what else? oh, the Librarian. one of everyone's favorite characters, they must have gotten him perfect, right? nope, it's an unconvincing guy in an ape suite. i'm presuming they had reasons not to use a *real* orangutan, but the costume simply didn't work, in my eye. put a man in an ape suit and it still moves like a man, not an ape. it would have been less unreal (eg, more fantastic) to use a CG orang, or a Henson-esque puppet.

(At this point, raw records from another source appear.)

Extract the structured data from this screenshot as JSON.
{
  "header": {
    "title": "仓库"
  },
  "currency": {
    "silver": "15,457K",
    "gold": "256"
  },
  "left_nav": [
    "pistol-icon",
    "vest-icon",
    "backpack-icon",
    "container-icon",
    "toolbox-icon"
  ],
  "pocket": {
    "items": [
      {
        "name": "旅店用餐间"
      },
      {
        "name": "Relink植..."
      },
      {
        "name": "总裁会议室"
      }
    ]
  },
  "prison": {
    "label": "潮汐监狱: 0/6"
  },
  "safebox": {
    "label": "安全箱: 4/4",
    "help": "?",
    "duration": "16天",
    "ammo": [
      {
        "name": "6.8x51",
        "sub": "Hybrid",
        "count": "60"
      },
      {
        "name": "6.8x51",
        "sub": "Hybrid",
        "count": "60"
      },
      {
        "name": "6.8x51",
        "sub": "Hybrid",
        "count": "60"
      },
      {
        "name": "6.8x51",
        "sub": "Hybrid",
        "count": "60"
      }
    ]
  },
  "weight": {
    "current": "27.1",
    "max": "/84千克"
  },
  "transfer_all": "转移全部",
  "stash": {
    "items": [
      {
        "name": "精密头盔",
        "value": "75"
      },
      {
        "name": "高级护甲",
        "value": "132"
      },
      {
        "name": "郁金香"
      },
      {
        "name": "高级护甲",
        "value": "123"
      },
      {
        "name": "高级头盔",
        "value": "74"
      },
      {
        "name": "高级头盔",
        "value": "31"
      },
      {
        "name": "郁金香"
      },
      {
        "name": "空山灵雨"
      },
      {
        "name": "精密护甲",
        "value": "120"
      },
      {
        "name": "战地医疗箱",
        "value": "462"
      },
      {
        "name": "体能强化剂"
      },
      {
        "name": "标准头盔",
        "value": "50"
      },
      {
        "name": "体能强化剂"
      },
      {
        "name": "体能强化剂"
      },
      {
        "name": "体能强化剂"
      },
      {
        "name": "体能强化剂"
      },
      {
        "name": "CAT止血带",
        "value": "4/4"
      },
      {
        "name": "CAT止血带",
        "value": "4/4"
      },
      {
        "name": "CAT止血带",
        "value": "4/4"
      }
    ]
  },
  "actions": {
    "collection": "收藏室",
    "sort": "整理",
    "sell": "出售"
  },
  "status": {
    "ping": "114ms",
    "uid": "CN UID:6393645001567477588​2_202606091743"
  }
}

Death seemed better actuated (physically) than in Hogfather, but some of his lines sound more like Marvin from HHGTTG than Death. for easy example: "I WAS AT A PARTY, YOU KNOW" sounded more like a complaint than a reproach. still, "I THINK I JUST HAD ANOTHER NEAR-RINCEWIND EXPERIENCE" is worth the price of admission =)
finally, the Luggage. its movement was perfect! it trundles around in a bouncy gait, often chasing people around in the background. i wish its homicidal nature had been more on display, and they never did show its mouth ("lots of big square teeth, white as sycamore, and a pulsating tongue, red as mahogany") but its "expressions" and reactions were subtle and brilliant.
all in all, i enjoyed The Colour of Magic more than Hogfather. i also feel more comfortable recommending it to non-fans as there's less background to know and hidden context to be aware of.
i can't wait for Going Postal, the next adaptation. oook!"
Good Effort at Early Pratchett
James D. DeWitt | Fairbanks, AK United States | 07/25/2009
(4 out of 5 stars)
"The Color of Magic was the very first Discworld novel, published in 1983. The Light Fantastic: A Discworld Novel, a direct sequel, and the second Discworld tale, was published in 1986. Pratchett's writing and plotting are better by several orders of magnitude in his later books. And the later books are less overtly satiric. The highly episodic nature of these first two novels must have made them tough to script. But, over all, this is a decent effort at a difficult task.
The casting is generally good. Sean Astin is quite good as Twoflower, the Disc's first tourist. He was a controversial choice because Twoflower is from the Discworld's equivalent of China in the hearts of Pratchett fans, but Astin brings such strong skills to the role that it all works well. David Jason as the failed wizard - excuse me, "Wizzard" - is less successful. He's simply too old. And the script down plays Rincewind's strongest trait: cowardice. This is a man who knows how to say "Don't kill me" in a hundred different languages. Jason just doesn't fit the character. Jeremy Irons is superb as the Patrician. David Bradley as Cohen is at once not old enough and too old. He is obviously much younger than the 92 years Cohen claims. He tries to "act" older by being slower in fights, something that would surely have killed Cohen long ago if it were right. Tim Curry is completely right as the power-hungry, scheming Trymon, a larger role in the movie than in the books.
Another problem is that Color of Magic/Light Fantastic cries out for a big special effects budget. Let's just say that The Mob, the movie's producers, didn't have Peter Jackson's budget. Except, perhaps, for the Librarian, they do reasonably well with what they had, and the final few scenes are especially good.
Still, even a so-so Pratchett movie is still a Pratchett movie. If all of the jokes aren't there, and some destinations skipped or somewhat changed, there are enough laughs to remind you why Pratchett is a world treasure.
Reportedly, The Mob will make Going Postal next, a much later, much better written Pratchett novel. I look forward to it, but in the meantime Color of Magic, if flawed, is still great fun. And the flaws may just be, like octarine, the color of magic, a pigment of my imagination. Recommended."